The development has lit a cultural fire. People are angry; they view the potential loss of women’s reproductive rights as tantamount to a nation turning back the clock. Already, protests have broken out across the country (tellingly, within hours of the leak, police surrounded the Supreme Court Building with barricades). The draft opinion has also undermined our faith in the Court and has cast a pall of political discord over a supposedly non-partisan institution (keep in mind: the majority opinion goes against what Kavanaugh, Barrett and Gorsuch each said regarding Roe during their respective confirmation hearings).

Most interestingly, the news has set the stage for a seismic shift in our political landscape, has opened up a new political battlefield at a time when Trump-style politics remain the order of the day and during an election cycle that had all but guaranteed a GOP victory in the 2022 midterms (and arguably, the 2024 election). Our nation’s elected officials have now been called to mobilize a response and protect women’s fundamental right to choose, and an unintended consequence of all this is that the Democrats finally have a wedge issue to use at the ballot box. Arguably, this couldn’t have come at a better time for Biden, who currently commands a laughable 42 percent approval rating, according to FiveThirtyEight, putting him neck and neck with Trump for being the most unpopular President in recent history.

Complacency got us here. None of this would’ve happened if Clinton had won in 2016 and if Trump’s three appointed Justices had never made it to the bench. But an overwhelming majority of Americans support women’s right to abortion access (80 percent, according to Gallup), and nothing riles up apathetic voters like a potential infringement of our civil rights. Many of us foresaw the Democrats facing a bloodbath in November. Now, I’m not so sure.

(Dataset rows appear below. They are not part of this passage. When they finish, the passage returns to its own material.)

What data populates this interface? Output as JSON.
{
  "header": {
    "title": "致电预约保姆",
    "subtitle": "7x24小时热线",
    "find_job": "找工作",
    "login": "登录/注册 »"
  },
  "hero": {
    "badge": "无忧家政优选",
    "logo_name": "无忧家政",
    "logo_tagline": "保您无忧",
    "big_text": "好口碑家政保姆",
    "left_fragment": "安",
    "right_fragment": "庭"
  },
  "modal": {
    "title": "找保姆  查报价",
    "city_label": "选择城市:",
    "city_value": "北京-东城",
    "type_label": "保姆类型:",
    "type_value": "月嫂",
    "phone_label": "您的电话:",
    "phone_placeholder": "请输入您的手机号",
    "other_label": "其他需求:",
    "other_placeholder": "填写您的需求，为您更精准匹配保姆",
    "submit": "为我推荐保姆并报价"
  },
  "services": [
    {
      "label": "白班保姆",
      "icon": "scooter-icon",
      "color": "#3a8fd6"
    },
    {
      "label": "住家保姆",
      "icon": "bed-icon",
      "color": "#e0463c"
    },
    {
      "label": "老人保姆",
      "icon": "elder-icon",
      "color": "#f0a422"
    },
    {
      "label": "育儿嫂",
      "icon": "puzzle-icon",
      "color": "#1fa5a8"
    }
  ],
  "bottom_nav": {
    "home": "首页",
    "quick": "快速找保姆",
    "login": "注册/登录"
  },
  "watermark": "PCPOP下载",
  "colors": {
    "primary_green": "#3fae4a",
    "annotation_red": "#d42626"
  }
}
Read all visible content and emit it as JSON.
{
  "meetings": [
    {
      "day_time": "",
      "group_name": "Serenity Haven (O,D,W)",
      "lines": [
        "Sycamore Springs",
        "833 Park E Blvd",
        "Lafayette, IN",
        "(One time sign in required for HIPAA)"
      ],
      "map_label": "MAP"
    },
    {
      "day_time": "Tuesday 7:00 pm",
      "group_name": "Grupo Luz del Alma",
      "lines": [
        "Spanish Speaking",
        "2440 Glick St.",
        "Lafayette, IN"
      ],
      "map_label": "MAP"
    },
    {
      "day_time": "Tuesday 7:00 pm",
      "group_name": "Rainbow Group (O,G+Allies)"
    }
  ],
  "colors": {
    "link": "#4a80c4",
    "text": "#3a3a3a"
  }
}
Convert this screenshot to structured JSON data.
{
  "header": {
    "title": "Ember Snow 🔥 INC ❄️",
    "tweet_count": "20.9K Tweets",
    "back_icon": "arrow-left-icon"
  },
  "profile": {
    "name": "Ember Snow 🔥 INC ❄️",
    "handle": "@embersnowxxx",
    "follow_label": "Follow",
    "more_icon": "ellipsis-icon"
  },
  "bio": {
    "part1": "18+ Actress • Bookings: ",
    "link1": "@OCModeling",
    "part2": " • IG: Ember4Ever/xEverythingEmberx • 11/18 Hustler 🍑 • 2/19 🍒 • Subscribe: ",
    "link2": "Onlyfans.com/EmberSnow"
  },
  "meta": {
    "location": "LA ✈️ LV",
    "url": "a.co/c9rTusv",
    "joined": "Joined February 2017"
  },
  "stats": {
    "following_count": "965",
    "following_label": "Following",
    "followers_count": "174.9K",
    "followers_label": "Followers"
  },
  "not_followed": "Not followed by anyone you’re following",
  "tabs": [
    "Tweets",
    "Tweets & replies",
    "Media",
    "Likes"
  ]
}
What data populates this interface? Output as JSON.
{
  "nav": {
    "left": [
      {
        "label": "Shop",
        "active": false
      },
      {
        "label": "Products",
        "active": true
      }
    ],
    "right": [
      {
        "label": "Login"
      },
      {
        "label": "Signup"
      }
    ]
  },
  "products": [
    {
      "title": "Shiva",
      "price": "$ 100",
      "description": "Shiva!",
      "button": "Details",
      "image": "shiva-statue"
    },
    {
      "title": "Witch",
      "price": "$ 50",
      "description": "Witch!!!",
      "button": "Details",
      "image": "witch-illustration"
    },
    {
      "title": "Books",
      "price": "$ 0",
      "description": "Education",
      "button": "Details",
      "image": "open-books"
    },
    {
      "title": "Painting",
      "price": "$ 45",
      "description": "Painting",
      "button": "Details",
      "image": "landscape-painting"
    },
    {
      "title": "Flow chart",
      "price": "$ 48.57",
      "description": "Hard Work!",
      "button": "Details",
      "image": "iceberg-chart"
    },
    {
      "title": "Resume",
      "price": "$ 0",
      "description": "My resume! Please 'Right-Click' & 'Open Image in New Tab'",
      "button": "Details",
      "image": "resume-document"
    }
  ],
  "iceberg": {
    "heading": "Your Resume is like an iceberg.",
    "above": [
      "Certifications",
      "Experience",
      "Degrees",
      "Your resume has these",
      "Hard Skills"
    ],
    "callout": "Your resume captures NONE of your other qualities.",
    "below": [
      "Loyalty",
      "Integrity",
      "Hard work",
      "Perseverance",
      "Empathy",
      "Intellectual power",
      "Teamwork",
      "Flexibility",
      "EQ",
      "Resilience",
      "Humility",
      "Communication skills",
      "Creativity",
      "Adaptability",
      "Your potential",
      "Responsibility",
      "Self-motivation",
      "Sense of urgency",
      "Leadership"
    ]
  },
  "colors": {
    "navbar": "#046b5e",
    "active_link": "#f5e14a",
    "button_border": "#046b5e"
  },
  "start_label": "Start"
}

Roe’s endangerment also signals a top issue that the private sector will inevitably be expected to take a stand on this year and beyond. Brands are all-too familiar with the polarized political environment in which they reside, and recognize that today’s consumer audiences are more conscious of social, political, and environmental causes, which influences their buying decisions. As a result, brands will have to be more focused than ever on navigating this ideological minefield and on the practice of communicating with purpose, and companies that continue to approach pressing social topics with the same look-the-other-way approach could be in for a rude awakening. This development may also drive a wedge between U.S. corporations—which have traditionally been bulwarks for conservative causes—and Republican states, ala Disney’s recent spat with Florida over the Sunshine State’s law on discussing gender identity issues in schools. This is one issue on which the private sector won’t be able to stay silent.